"Stroh, a business professor at Loyola University in Chicago, offers a primer on trust in the workplace, based on interviews with more than 300 peoplefrom manufacturing-line workers to the CEOs of major multinationals from Mattel to Gillettewho give their views on whom you can trust at work, whom you can't, and why. One suggestion: Don't use your gut when evaluating people. Rather, Stroh recommends using a multipoint mental checklist such as taking note when someone tactfully tells you that you've made a big mistake. You can't trust sycophants."
U.S.News & World Report
"Stroh (business, Loyola University) argues that trust is a prerequisite for effective management, and that it contributes directly to personal success. To find out how to tell the 'good guys' from the 'bad guys,' she interviewed about 300 people, resulting in a compendium of lively stories, lessons learned in the trenches, principles, and practical tools. Integrating insights from management and psychology, she shows how to pay attention to red flags in relationships and develop a network of trustworthy people who will help readers succeed in business and in their personal lives."
Reference and Research Book News
"Having interviewed 300-plus people on the topic of trust, Stroh….[h]ere compiles guidelines and tools to develop more accurate perceptions.
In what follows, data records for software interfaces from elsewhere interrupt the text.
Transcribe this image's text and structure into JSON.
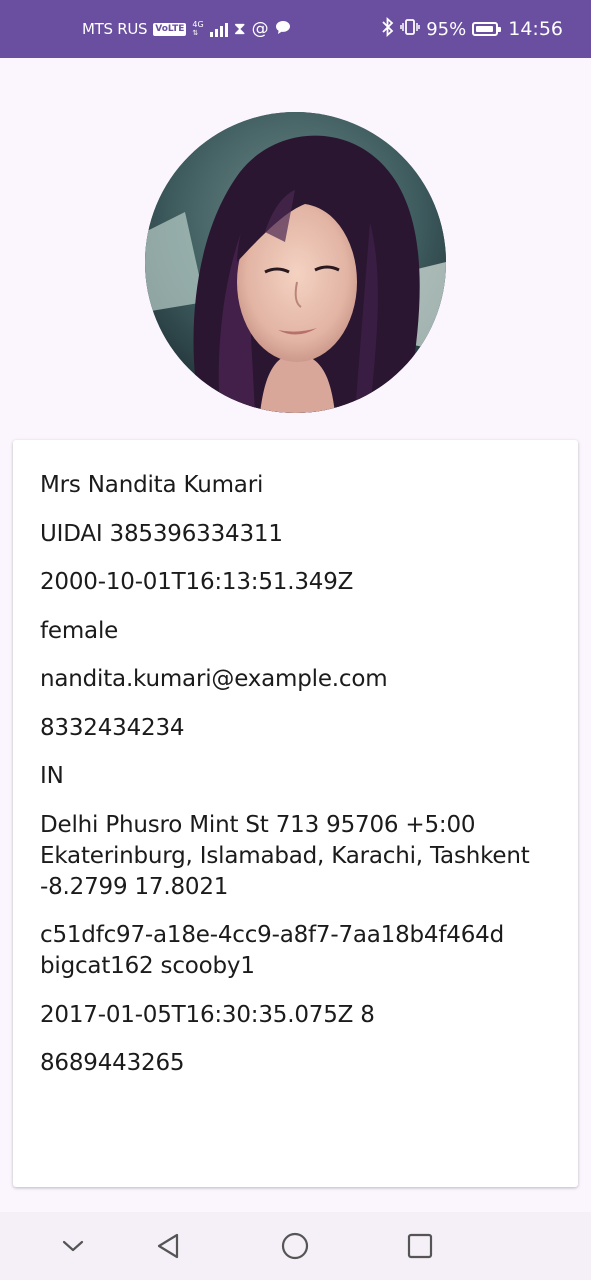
{
  "status_bar": {
    "carrier": "MTS RUS",
    "volte": "VoLTE",
    "network": "4G",
    "battery": "95%",
    "battery_level": 0.95,
    "time": "14:56",
    "background": "#6a4ea0"
  },
  "profile": {
    "photo_icon": "person-photo"
  },
  "details": {
    "name": "Mrs Nandita Kumari",
    "id": "UIDAI 385396334311",
    "dob": "2000-10-01T16:13:51.349Z",
    "gender": "female",
    "email": "nandita.kumari@example.com",
    "phone": "8332434234",
    "nat": "IN",
    "location": "Delhi Phusro Mint St 713 95706 +5:00 Ekaterinburg, Islamabad, Karachi, Tashkent -8.2799 17.8021",
    "login": "c51dfc97-a18e-4cc9-a8f7-7aa18b4f464d bigcat162 scooby1",
    "registered": "2017-01-05T16:30:35.075Z 8",
    "cell": "8689443265"
  },
  "nav": {
    "collapse_icon": "chevron-down-icon",
    "back_icon": "back-triangle-icon",
    "home_icon": "home-circle-icon",
    "recents_icon": "recents-square-icon"
  }
}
She offers definitions of and rules for assessing trustworthiness as well as examples of trustworthy people in the dating, business, and everyday spheres. She also presents chapters on betrayal, second chances, reconciliation, and coping mechanisms. Interestingly, she includes a chapter on trusting oneself (e.g., to diet, be more patient, quit an affair). For a topic so integral to everyday life, trust is rarely so thoroughly explored as it is here. Recommended for all libraries."
"Stroh (business, Loyola Univ., Chicago) has written a very interesting book about how to determine the trustworthiness of colleagues in the workplace, as well as personal acquaintances. Trustworthiness is an important component of successful business relationships today, and this book considers a key component of organizational behavior in a unique, effective manner. The author addresses the common problems of trusting the wrong people and suffering the consequences. She also discusses how to determine who is trustworthy and what to do with people who are not, as well as how to assess relationships to see how they have evolved over time. The book includes a Trust Rules Questionnaire that serves as an evaluation tool for determining the trustworthiness of confidants. Stroh suggests that people periodically reassess their relationships with those they trust, to assess current situations. She includes important information from a variety of successful business practitioners regarding their wisdom and evaluation of what it means to be trustworthy in the business world. Her methodology includes surveys and personal interviews with hundreds of business practitioners, and her outcomes are useful for evaluative purposes. Recommended. General readers; students, upper-division undergraduate and up; and practitioners."